A geographical indication is a sign used on goods that have a specific geographical origin and possess qualities, reputation or characteristics that are essentially attributable to that origin. Generally, geographical indications include the name of the place of origin of the goods. Examples are “Champagne” from the Champagne region of France, “Pilsen” beer from Pilsen, etc.
Geographical indications also referred to as GIs, like trademarks, is a marketing tool but unique on its own. It has the added advantage of being utilized to add value to products originating from rural areas thereby enhancing the economic development of rural people. GIs have been used by the developed countries for marketing products such as wines and spirits, for example, Champagne, Cognac, Tequilla, Pilsen and Havanna. Other known GIs include Ethiopian Coffee, Basmati Rice and Darjeeling Tea. In recent times many developing countries such as India are vigorously utilizing GIs for the marketing of products such as handicrafts.
Ghana can also take advantage of this area of Intellectual Property to market products such as Ghana cocoa, Ghana sheabutter, Asante Bonwire Kente, Odumase-Krobo beads, among others.
GIs add value to goods and distinguish goods having special characteristics originating from a definite geographical territory from another. Just like other intellectual property rights, GIs are negative rights that give exclusive rights to its authorized users. It excludes others from exploiting the GIs without the consent of the owners.
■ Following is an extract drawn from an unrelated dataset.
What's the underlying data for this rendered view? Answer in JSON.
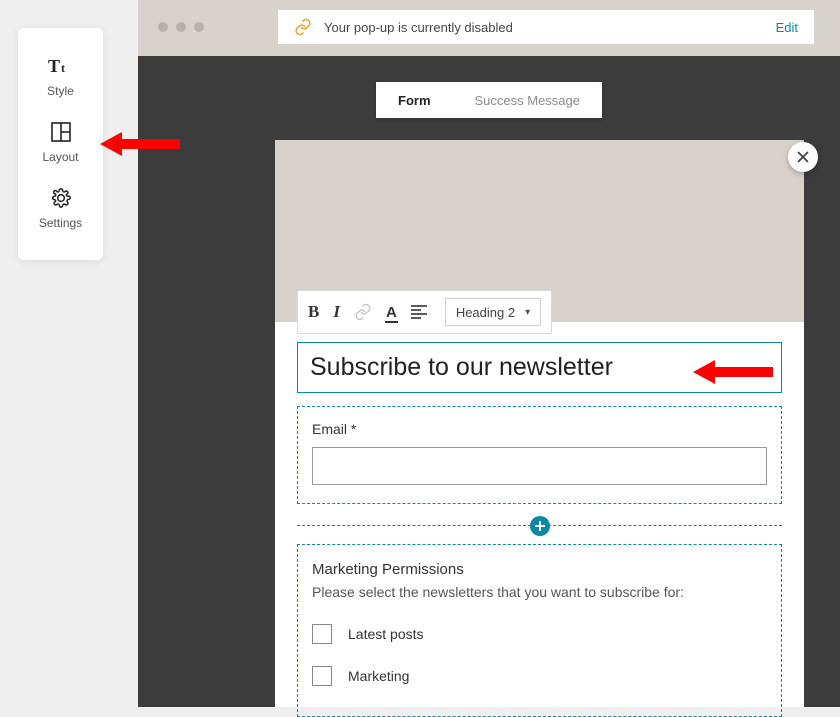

Reputation of goods marketed with such GIs influence consumer decisions.
GIs protect and preserve intellectual property related to traditional cultures, geographical diversity and production methods. It also protects a wide range of local products that correspond to the concept of a GI. Such value addition, protection and preservation have the potential of contributing to increasing income, particularly in rural areas. What this means is that products from Ghana with particular qualities, reputation and/or characteristics deriving from geographical area may be protected and marketed using the geographical indication as a marketing tool. This has the potential to boost exports and improve the rural economy where most of such products originate thereby reducing rural urban migration and providing better remuneration for the farmer and the community as a whole.
Geographical Indications encourages quality production. This is because the “quality” must always be maintained to ensure consumer confidence in the products and also to protect the consumer.
Geographical indications also have the potential to enhance a country’s renown, and promote the development of tourism.
Geographical indications are of particular importance to developing countries.